Stream examples Part 1 - Collectors

Streams are quite fun - in short: it’s a different approach to writing loops. Suppose you have a List of Strings and you want to filter out the String starting with an ‘s’ and put them in a new List.

List<String> sStrings = new ArrayList<>();
for(int i = 0; i < strings.size(); i++){
    if(strings.get(i).startsWith('s')){
      //do something with strings starting with s
      sStrings.add(strings.get(i));
    }
}

Although still readable, there is a lot of redundant code: the for loop itself with the counter and condition, the if statement. With streams, it looks more readable.

List<String> sStrings = strings.stream()
  .filter(s -> s.startsWith('s'))
  collect(Collectors.toList());

Inside the filter method, you have a function - this has the same meaning as in mathematics: you have some inputs, the functions does it magic and something different comes out. In this case, the function takes a String and outputs true when the String starts with an ‘s’.

This filter generates a stream on its own, in this case a stream of Strings all starting with an ‘s’. You can collect the results, in this case a List.

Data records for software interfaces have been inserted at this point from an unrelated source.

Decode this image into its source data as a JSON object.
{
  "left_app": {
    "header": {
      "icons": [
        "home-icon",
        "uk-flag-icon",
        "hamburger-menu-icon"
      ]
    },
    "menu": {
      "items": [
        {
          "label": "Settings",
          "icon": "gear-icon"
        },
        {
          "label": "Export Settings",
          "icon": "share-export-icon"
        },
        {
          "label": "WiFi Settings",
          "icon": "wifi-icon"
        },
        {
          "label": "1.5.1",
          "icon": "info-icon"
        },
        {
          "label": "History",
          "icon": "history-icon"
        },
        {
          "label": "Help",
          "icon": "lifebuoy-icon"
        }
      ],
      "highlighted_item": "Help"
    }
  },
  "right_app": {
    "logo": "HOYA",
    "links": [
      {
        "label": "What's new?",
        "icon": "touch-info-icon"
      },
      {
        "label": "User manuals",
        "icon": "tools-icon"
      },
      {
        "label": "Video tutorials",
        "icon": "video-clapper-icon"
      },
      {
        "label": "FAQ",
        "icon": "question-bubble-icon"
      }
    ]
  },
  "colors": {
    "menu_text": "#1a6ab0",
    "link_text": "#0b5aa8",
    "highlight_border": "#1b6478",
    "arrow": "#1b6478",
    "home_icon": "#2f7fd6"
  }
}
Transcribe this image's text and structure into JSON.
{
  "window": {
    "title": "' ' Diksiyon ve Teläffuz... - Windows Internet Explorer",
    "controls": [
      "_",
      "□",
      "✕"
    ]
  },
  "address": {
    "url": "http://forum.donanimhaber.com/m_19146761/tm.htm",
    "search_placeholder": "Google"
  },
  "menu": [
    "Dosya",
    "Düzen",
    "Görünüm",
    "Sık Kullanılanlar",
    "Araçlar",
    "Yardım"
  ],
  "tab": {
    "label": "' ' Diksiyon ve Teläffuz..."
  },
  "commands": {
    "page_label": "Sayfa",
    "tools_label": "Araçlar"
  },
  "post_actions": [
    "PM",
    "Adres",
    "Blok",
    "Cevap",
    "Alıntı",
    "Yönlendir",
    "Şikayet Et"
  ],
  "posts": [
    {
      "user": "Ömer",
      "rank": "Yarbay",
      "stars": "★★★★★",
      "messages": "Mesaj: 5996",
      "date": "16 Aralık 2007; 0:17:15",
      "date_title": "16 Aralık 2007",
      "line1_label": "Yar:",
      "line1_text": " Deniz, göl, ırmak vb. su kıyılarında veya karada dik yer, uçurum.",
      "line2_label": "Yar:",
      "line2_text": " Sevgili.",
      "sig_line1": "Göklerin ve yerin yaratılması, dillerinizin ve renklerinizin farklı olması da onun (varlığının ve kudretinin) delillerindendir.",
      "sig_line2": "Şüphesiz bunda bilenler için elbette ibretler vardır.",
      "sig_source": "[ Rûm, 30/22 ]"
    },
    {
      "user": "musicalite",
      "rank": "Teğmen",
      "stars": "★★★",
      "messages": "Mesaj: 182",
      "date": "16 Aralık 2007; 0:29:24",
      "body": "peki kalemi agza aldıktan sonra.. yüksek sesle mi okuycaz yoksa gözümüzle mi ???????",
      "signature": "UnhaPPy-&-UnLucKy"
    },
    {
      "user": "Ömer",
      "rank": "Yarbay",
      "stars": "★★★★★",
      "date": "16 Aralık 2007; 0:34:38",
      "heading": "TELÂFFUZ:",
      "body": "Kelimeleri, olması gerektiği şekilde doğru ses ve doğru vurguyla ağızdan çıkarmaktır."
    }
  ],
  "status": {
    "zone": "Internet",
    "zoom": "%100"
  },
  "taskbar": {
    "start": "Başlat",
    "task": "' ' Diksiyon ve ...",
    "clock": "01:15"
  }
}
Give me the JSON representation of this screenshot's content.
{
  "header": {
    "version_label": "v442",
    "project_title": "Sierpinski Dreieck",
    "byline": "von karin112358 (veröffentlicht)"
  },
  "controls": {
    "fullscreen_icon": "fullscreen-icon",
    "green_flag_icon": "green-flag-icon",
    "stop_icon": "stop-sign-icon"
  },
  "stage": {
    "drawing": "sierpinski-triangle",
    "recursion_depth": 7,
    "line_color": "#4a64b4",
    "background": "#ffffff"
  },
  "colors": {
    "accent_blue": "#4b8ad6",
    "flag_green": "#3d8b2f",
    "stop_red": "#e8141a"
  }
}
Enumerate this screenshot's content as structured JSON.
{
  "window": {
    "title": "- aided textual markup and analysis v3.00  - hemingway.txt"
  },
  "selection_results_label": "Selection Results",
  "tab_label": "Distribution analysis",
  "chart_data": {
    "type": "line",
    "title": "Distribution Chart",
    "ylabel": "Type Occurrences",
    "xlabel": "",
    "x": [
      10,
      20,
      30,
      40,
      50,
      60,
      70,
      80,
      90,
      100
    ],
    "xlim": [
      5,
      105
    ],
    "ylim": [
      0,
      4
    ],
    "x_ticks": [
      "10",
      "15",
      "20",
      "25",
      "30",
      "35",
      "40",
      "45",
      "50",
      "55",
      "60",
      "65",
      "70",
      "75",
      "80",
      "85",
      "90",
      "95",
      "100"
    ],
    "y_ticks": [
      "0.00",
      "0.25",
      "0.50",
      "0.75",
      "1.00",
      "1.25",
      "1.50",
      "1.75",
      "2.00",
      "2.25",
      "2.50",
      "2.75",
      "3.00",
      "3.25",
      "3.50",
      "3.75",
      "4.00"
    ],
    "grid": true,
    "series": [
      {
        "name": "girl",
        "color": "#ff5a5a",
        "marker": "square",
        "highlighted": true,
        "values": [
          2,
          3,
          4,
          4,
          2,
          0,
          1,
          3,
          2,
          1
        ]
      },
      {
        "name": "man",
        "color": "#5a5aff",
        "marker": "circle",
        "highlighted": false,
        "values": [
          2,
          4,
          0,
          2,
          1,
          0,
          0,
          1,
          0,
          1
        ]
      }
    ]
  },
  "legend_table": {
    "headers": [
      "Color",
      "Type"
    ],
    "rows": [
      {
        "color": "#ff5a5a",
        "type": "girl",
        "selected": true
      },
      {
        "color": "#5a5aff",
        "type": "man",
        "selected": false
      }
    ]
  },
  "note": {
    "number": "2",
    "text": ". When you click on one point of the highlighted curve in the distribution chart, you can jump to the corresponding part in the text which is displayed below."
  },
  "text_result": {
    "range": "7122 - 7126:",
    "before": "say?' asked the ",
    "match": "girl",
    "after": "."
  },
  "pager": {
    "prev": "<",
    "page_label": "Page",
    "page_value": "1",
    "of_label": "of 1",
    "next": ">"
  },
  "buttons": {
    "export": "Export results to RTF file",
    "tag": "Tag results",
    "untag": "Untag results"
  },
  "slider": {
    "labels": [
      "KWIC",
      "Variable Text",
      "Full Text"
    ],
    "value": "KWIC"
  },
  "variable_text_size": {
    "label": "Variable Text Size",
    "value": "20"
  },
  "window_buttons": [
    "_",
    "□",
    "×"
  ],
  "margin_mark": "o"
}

Besides filter you also have map, suppose you want the length of all Strings starting with an ‘s’. You can just add a map after the filter statement. map also takes a function, in this case a String as input, and it outputs a number, the length of the strings. You can string filter and map calls as much as you want. There is a second map, turning an in into an Integer. It is not mandatory as such with autoboxing available, but it shows you can have as much maps as you want.

List<Integer> stringLengths = strings.stream()
  .filter(s -> s.startsWith('s'))
  .map(s -> s.length())
  .map(i -> new Integer(i))
  collect(Collectors.toList());